The weekend is already halfway over – and I spent Saturday in London, catching up with friends and seeing the excellent Lettice and Lovage, starring Felicity Kendal and Maureen Lipman. So wonderful to see two such talented actors performing complex, unusual, and amusing characters – it was a real joy. It’s sold out, I’m afraid, but maybe it’ll transfer? Anyway, here’s the book, the blog post, and the link – as C.S. Lewis almost called his book.
1.) The book – how did I not know about Insomniac City: New York, Oliver, and Me by Bill Hayes? A zillion thanks to Jenny for mentioning it in the comment section the other day – it’s written by Oliver Sacks’ partner, and you know I can’t get enough of all things Oliver Sacks.
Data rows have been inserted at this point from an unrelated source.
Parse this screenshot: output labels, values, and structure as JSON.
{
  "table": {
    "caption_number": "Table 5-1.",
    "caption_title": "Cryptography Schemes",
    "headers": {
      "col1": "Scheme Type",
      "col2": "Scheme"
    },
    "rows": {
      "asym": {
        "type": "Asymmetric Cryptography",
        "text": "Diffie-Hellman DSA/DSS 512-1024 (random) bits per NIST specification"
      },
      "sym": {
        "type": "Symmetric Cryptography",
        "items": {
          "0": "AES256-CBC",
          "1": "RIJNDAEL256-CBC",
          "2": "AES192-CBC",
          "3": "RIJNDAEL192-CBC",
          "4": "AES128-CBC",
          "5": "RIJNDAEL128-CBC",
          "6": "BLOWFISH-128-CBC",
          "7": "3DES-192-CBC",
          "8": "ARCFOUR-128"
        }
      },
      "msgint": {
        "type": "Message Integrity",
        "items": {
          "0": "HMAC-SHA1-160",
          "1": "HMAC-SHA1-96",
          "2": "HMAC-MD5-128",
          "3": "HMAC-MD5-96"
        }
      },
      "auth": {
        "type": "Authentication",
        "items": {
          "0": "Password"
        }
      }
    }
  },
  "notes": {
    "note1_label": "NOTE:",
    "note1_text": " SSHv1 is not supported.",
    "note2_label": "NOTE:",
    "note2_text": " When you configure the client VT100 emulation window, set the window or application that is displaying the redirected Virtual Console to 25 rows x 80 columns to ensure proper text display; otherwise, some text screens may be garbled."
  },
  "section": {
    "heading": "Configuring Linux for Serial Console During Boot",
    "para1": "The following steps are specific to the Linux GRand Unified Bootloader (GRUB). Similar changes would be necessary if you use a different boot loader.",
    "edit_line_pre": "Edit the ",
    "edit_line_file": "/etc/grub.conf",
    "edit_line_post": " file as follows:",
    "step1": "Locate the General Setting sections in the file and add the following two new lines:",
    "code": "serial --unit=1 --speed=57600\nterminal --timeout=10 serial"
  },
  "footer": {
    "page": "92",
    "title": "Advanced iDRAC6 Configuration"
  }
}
Having not bought a book for six weeks, I’m back on track for Project 24… so this could be one I end up treating myself to…
2.) The blog post – is by me, I’m afraid. I wrote (over at Vulpes Libris) about a book that was very famous in the early 20th century – An Adventure, purporting to document two women’s inadvertent time-travel to Versailles just before the French Revolution.
3.) The link – the ‘long read’ at the Guardian is about the word ‘banter’. That doesn’t sound promising, but I found the 7000+ word essay a fascinating look at sexism, popular culture, and the ways in which a very British sense of humour can get distorted and turn dangerous.
By the time you see this, I’ll probably be driving off to a dear friend’s wedding – thankfully the temperature has come down a bit, so the idea of putting on a suit doesn’t make me collapse in a puddle of tears. I hope you’re having a great weekend, wherever you are – and I’ll help you along the way with a book, a blog post, and a link.
1.) The book – Scribbles in the Margins: 50 Eternal Delights of Books by Daniel Gray. WILL people please stop publishing books about reading while I’m on Project 24?? It’s the greatest temptation, and I very much want this. I went to school with a Daniel Gray, but I suspect it’s not the same one… though, who knows, maybe all the cool kids are bibliophiles now too.
2.) The blog post – be beguiled by this collection of excerpts about glass, courtesy of Jane at Beyond Eden Rock. Even more beguilingly, she doesn’t introduce it – so we have no idea why or how or when the idea and selection came to her.
3.) The link – Behind the GIFs. Silly but brilliant.